The Great Alpine Road, which runs through south-east Australia’s Victorian Alps, poses a threat to a population of critically endangered mountain pygmy possums. Despite the fact that there are only 150 of these marsupials on Mount Little Higginbotham’s hills, genetic testing revealed that there were genetic differences between the sub-groups. These groups are also at risk from fire, disappearing food resources, and invasive species. Conservationists built a tunnel of love to connect the isolated groups in order to increase mixing and improve their chances of survival. The tunnel was built over the past two summers. 30 Possums have been identifiedThe tunnel of love is often used by the spring hibernation waking up. The tunnel is nearly 15 metres long and the marsupials can cross it in 15 seconds, sometimes too fast to be captured by remote sensing cameras.
Indias tiger corridor
India’s first dedicated wildlife overpasses were a hard-fought victory by environmental campaigners. The court ordered the nine crossings in Pench tiger reserves as a mitigation measure to the country’s longest road (4,112 km National Highway 44), which runs through the middle. Even though collisions with big cats still occur along the multi-lane motorway network, environmentalists believe the underpasses have highlighted India’s need for more wildlife crossings. A 2019 camera trapping exerciseAt least 18 species used the crossings, including tigers and wild dogs, sloth Bears, civets or leopards. According to our calculations, 55,000km of roads traverse India’s forests, protected areas, and many of them through wildlife corridors. Milind Paraiwakam, a Road Ecologist at Wildlife Conservation Trust Mumbai, said that this number is approximately 55,000km. The Hindu. More infrastructure projects now offer wildlife passes, including the 1,380km Delhi–Mumbai expressway, which is currently being constructed. includes Indias first animal bridges.
Bhutans elephant crossing
Nearly 700 Asian elephantsThe Bhutanese forest is located at the eastern edge the Himalayas. The tiny Buddhist country, sandwiched between China & India, is well-known for its stunning landscapes and environmental leadership. It is also one of the few countries that has a low carbon footprint. The first elephant underpasses in Bhutan were built on the 183km east to west motorway to allow endangered animals to move through the landscape. Monitoring was done from 2015 to 2017. 70 groups of elephants were foundwere found close to the passes, with three-quarters passing through these structures.
Costa Rica has sloth bridges
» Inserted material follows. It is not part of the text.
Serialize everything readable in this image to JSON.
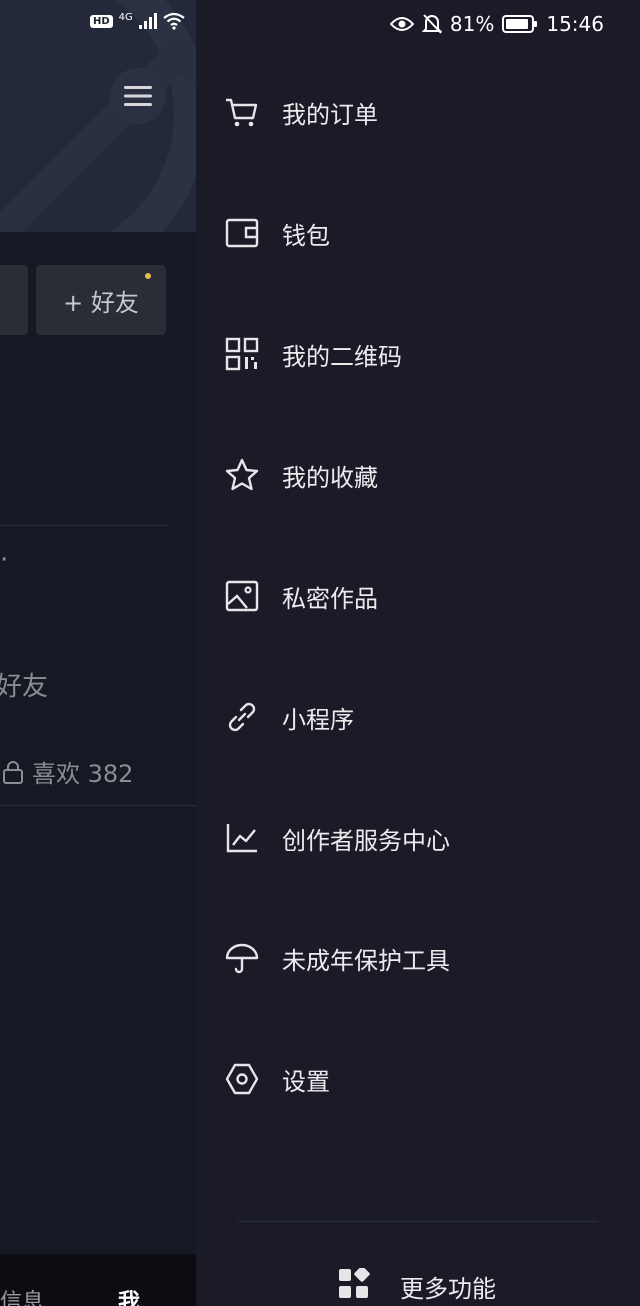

Wildlife passes may not be bridges or underpasses. Costa Rica uses canopy bridges to help sloths, monkeys, or other wildlife cross roads. This is to avoid collisions, dog attacks, or electrocutions on power lines. The Sloth Conservation Foundation installed the rope bridges (about $200 (150) in areas where rainforest has been disturbed by human development on the country’s Caribbean Coast. For slow-moving creatures, crossing roads can be deadlyThe canopy bridges AlsoHelp combat inbreeding. People look at them and think they are so inept to survive. They cross roads and try to move about. Rebecca Cliffe, head the Sloth Conservation Foundation, says they look awkward and useless. Bloomberg earlier this yea. They can survive if they are placed in a well-connected rainforest.